● Task instructions: From the entries below, determine the number of lines that contain "location". Give that number by itself.
★ ★ ★ ★
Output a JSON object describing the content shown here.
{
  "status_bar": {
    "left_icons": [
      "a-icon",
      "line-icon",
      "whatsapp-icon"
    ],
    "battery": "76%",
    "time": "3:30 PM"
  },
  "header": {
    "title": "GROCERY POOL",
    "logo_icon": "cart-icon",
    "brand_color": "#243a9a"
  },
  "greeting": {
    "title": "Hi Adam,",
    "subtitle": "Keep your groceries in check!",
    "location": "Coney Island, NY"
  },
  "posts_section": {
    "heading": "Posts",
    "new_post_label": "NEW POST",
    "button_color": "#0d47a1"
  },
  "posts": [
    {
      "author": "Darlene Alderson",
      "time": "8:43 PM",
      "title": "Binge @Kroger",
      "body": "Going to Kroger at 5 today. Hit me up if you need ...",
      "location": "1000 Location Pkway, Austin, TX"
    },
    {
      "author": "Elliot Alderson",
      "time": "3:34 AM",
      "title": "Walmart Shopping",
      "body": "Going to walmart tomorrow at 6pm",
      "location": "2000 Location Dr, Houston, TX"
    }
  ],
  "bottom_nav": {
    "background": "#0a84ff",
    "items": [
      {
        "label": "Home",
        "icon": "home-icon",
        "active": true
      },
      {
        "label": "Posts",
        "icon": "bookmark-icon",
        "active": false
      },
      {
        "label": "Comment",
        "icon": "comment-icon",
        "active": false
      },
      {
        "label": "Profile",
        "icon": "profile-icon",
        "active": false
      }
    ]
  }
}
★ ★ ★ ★
● Exercise result: 3